### What to produce
A complete response lists each line of the data below that includes the word "JSON".

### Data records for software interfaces

####################

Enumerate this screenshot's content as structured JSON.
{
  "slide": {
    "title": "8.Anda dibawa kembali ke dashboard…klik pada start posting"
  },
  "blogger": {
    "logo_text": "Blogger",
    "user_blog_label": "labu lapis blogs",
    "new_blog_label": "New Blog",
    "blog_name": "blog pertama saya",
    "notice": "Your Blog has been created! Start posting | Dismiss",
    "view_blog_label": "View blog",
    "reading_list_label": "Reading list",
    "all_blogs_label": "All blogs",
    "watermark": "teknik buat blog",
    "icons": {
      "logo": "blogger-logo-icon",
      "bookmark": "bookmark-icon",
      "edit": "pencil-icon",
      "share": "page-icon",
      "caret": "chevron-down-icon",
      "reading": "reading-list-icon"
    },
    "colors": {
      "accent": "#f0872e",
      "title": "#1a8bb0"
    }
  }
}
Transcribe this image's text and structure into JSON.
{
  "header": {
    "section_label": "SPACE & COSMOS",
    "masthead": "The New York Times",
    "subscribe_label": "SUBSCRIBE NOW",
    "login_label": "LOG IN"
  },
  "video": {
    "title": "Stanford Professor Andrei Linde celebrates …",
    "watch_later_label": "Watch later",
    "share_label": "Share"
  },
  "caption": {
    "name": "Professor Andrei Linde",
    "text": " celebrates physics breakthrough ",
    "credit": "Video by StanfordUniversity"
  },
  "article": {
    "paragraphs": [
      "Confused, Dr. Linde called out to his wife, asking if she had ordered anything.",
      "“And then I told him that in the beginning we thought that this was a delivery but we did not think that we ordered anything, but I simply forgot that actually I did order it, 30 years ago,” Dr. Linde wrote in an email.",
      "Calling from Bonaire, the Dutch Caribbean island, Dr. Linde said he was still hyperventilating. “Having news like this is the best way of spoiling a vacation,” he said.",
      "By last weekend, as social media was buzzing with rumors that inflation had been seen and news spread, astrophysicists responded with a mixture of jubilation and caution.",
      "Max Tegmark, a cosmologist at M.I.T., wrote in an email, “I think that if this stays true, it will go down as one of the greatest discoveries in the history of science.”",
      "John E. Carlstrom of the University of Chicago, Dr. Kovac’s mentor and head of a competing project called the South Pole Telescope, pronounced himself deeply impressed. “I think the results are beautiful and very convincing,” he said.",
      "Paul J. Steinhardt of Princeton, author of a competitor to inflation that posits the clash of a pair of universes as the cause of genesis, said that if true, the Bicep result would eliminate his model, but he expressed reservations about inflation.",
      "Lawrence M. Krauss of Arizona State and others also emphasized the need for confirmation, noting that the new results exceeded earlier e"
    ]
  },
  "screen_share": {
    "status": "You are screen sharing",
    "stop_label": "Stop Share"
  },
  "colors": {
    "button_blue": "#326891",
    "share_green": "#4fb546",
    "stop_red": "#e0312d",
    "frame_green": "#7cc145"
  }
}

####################

### Solution for this task
Enumerate this screenshot's content as structured JSON.
Transcribe this image's text and structure into JSON.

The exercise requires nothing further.